ALJ's failed to comply with SSR 83-20 by failing to
consider evidence other than the medical findings is without
merit. To the extent that Claimant was attempting to raise
some other issue in relation to SSR 83-20, Claimant waived
the argument by raising it in a perfunctory manner. See,
e.g., Jacobus v. Comm'r of Soc. Sec., No.
15-14609, 2016 WL 6080607, at *3 n.2 (11th Cir. Oct. 18,
2016) (stating that claimant's perfunctory argument was
arguably abandoned); Gombash v. Comm'r of Soc.
Sec., 566 Fed. App'x. 857, 858 n.1 (11th Cir. 2014)
(stating that the issue was not properly presented on appeal
where claimant provided no supporting argument); NLRB v.
McClain of Ga., Inc., 138 F.3d 1418, 1422 (11th Cir.
1998) (“Issues raised in a perfunctory manner, without
supporting arguments and citation to authorities, are
generally deemed to be waived.”); Gaskey v.
Colvin, No. 4:12-CV-3833-AKK, 2014 WL 4809410, at *7
(N.D. Ala. Sept. 26, 2014) (refusing to consider
claimant's argument when claimant failed to explain how
the evidence undermined the ALJ's decision) (citing
Singh v. U.S. Atty. Gen, 561 F.3d 1275, 1278 (11th
Cir. 2009) (“[A]n appellant's simply stating that
an issue exists, without further argument or discussion,
constitutes abandonment of that issue and precludes our
considering the issue on appeal.”)).
extent Claimant's argument could be interpreted as an
argument that the ALJ failed to properly weigh Dr.
Belliston's opinion that Claimant began experiencing
disabling limitations in November 2013, Claimant's
argument is also without merit. First, Dr. Belliston was not
a treating physician and, as such, his opinion was not
entitled to any special deference. See 20 C.F.R.
§ 404.1527(c). Second, contrary to Claimant's
incorrect assertion that the “only reason the ALJ gave
for rejecting [Claimant's] testimony was that she was not
treated for PLS until after her date last insured, ”
the ALJ provided an adequate explanation for rejecting Dr.

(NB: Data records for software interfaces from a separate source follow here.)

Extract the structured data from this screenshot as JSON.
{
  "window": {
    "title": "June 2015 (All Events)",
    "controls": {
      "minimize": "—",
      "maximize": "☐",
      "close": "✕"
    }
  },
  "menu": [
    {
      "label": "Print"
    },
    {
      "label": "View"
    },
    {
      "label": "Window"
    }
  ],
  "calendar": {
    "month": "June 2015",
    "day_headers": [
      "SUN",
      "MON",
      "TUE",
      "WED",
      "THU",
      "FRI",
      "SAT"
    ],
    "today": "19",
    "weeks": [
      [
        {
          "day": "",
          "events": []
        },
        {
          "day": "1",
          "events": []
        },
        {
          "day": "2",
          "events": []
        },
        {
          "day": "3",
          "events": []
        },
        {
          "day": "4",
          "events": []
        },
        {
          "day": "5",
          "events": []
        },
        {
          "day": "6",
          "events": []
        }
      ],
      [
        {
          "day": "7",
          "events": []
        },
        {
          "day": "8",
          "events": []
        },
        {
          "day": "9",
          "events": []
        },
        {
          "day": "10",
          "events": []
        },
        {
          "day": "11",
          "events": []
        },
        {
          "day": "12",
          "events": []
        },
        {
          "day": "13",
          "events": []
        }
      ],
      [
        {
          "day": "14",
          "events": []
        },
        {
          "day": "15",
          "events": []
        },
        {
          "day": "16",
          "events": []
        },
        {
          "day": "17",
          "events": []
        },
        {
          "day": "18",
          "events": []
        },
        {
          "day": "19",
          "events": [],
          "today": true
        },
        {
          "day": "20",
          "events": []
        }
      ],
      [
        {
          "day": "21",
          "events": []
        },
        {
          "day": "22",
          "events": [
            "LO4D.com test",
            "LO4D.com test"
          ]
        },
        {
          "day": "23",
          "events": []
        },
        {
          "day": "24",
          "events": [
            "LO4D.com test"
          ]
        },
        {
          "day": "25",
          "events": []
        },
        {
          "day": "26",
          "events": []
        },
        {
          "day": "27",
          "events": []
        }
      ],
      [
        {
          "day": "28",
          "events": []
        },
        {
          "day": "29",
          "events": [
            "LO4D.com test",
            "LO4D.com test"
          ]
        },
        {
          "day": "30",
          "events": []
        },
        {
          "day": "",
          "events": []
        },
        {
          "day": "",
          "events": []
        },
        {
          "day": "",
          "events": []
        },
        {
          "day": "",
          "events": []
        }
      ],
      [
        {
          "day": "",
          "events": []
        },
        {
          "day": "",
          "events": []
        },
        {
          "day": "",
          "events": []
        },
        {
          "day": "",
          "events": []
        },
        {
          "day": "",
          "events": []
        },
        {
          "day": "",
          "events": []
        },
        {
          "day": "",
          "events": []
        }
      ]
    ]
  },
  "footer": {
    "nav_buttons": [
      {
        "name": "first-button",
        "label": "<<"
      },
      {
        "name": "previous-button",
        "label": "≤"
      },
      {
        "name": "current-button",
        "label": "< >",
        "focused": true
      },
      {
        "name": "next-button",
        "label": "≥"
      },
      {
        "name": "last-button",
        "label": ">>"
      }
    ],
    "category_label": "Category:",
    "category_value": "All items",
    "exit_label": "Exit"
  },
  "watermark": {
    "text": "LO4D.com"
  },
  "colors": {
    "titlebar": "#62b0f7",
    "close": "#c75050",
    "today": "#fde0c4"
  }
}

Belliston's opinion. Specifically, the ALJ stated as
The undersigned assigned the opinion that the disabling
limitations began in November 2013 little weight because it
is inconsistent with the evidence of record. The evidence
shows that on January 20, 2014, the claimant appeared at
Progressive Wellness Center for regular medication refills
(Exhibit 21F/7). The notes state that she is doing well on
meds and had not lost weight. There were no significant
symptoms listed and the assessment was menopause. These and
other records shortly after the date last insured support a
finding that she was not yet experiencing disabling symptoms
in December 2013.
R. 16. The reason offered by the ALJ for assigning little
weight to Dr. Belliston's opinion - that Claimant's
medical records from early 2014 support a finding that
Claimant was not experiencing disabling symptoms in December
2013 - is supported ...